For I am with you, and no one will attack you in order to hurt you, because I have many people in this city.” 11 So he settled there for a year and six months, teaching them the word of God [concerning eternal salvation through faith in Christ], Acts 18:10-11.

Based upon the promise above, God placed a remnant of believers in Corinth. Some of these individuals such as Gallio were in leadership positions to shield Paul from harm. Subsequently, Paul experienced 18 months of blessings, peace and spiritual revival. Paul sent 4 letters to the church of Corinth, 2 of which are found in the New Testament. When you let things roll off your back like Paul, the possibilities are endless.

by Jay Mankus

How to Recover From a Demoralized Soul

Every time I hear, read and see a news story about suicide, part of me wonders how bad were things in someone’s life to follow through with killing themselves?  Breaking news of the latest victims to suicide, Anthony Bourdain and Kate Spade is a daily reminder of a growing number of demoralized souls that exist within society.  According to Matthew 27:3, guilt and remorse convinced Judas Iscariot to take his own life.  With most of the disciples hiding to escape the same fate of Jesus, there was no one to talk Judas out of this ill fated decision.

Consider it nothing but joy, my brothers and sisters, whenever you fall into various trials. Be assured that the testing of your faith [through experience] produces endurance [leading to spiritual maturity, and inner peace]. And let endurance have its perfect result and do a thorough work, so that you may be perfect and completely developed [in your faith], lacking in nothing.
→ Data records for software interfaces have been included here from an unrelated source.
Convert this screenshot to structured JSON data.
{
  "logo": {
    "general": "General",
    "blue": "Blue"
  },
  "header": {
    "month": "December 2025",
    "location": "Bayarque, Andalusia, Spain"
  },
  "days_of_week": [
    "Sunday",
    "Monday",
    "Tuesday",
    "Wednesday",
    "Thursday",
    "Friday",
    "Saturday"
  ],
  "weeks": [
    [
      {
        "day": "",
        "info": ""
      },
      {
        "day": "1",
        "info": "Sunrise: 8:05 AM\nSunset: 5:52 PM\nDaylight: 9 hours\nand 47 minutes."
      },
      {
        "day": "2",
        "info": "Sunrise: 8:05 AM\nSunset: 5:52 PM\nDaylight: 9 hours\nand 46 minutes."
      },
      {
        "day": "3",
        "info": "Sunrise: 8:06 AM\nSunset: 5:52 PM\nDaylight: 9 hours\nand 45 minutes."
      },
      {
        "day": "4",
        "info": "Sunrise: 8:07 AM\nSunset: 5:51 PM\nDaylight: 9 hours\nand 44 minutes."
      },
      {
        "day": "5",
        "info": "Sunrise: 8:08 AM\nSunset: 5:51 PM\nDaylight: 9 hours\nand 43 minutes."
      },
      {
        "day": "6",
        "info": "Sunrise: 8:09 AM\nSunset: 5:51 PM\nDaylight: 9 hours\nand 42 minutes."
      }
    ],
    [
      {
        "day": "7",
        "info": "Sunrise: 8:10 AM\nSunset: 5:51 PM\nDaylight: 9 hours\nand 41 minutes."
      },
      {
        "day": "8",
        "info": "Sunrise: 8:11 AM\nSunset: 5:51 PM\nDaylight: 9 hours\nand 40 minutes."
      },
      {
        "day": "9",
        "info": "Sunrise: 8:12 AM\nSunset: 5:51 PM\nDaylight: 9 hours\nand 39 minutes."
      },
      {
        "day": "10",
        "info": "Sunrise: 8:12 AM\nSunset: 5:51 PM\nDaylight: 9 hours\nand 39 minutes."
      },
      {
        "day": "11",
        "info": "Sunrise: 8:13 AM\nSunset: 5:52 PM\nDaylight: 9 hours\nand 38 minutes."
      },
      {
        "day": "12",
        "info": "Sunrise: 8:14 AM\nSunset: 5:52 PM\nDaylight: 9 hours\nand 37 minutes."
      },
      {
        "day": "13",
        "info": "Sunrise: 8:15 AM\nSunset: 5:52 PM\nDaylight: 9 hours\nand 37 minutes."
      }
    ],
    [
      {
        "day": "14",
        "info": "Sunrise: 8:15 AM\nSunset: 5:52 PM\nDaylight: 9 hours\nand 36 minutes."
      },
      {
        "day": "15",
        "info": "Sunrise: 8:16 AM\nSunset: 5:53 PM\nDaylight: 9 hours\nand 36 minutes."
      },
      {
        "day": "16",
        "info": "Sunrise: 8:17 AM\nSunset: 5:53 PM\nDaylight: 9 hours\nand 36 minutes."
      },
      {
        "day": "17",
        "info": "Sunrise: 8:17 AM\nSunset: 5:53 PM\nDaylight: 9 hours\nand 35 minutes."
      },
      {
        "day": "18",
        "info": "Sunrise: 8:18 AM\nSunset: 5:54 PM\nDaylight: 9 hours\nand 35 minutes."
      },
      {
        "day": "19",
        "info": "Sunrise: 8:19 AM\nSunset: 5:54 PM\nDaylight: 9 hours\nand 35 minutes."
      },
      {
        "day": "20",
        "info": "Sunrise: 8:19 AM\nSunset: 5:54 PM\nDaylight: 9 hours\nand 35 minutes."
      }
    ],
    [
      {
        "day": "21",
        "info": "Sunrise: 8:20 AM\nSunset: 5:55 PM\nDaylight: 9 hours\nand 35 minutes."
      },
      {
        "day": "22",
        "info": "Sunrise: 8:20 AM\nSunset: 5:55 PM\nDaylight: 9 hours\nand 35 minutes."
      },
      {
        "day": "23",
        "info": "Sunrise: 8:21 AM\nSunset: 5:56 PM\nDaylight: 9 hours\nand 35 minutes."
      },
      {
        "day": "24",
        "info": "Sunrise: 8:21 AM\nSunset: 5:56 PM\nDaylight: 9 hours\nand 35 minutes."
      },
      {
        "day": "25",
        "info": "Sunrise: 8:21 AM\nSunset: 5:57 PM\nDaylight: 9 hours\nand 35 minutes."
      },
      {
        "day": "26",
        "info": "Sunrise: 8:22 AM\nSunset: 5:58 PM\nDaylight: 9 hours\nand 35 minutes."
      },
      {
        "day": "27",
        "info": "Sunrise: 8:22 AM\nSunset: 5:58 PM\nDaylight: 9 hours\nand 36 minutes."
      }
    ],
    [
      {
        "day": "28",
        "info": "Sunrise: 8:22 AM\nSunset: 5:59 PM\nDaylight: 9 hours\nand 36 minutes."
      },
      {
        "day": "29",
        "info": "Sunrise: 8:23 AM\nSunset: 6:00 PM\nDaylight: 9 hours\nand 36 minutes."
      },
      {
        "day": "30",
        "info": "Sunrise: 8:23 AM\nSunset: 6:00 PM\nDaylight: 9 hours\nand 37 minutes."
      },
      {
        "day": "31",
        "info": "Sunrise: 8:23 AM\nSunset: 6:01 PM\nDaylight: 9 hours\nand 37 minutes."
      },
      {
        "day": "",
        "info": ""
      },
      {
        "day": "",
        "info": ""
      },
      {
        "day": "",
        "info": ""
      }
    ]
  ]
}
James 1:2-4.

Besides suicide, other demoralized souls tend to follow in the footsteps of the woman mentioned in John’s gospel.  When broken hearts, jaded minds and fragile souls stop caring, some go looking for love in all the wrong places.  During a conversation within John 4:15-18, Jesus talks to a woman who had gone through five failed marriages.  To avoid another divorce, she decided to live with her latest boyfriend, afraid of what the future may hold.  Whether you are currently in a relationship or not, the Bible does provide solutions to recover from a demoralized soul.

Blessed [happy, spiritually prosperous, favored by God] is the man who is steadfast under trial and perseveres when tempted; for when he has passed the test and been approved, he will receive the [victor’s] crown of life which the Lord has promised to those who love Him. 13 Let no one say when he is tempted, “I am being tempted by God” [for temptation does not originate from God, but from our own flaws]; for God cannot be tempted by [what is] evil, and He Himself tempts no one. 14 But each one is tempted when he is dragged away, enticed and baited [to commit sin] by his own [worldly] desire (lust, passion). James 1:12-14.

If you listen to certain television evangelists, their messages paint a rosy colored perspective on life, emphasizing only the positive.  Unfortunately, this is far from reality, something Jesus’ earthly brother addresses in the passages above.  Trials should not only be expected, but embraced by believers.  These unsettling events provide opportunities for growth, to cope, deal with and develop maturity.  Each day offers teachable moments, like a pass fail test to let you know your strengths and weaknesses.  The key is refusing to give up or quit, despite how you may feel.  The ultimate goal is to remain steadfast, leaning on friends, family and faith to get you through trials and tribulations.  As long as you understand what you are up against, joy and peace is attainable via the Holy Spirit, Galatians 5:22-23.  The next time you are demoralized, cry out to Jesus in prayer to find comfort for your soul, Matthew 11:28-30.

by Jay Mankus

%d bloggers like this: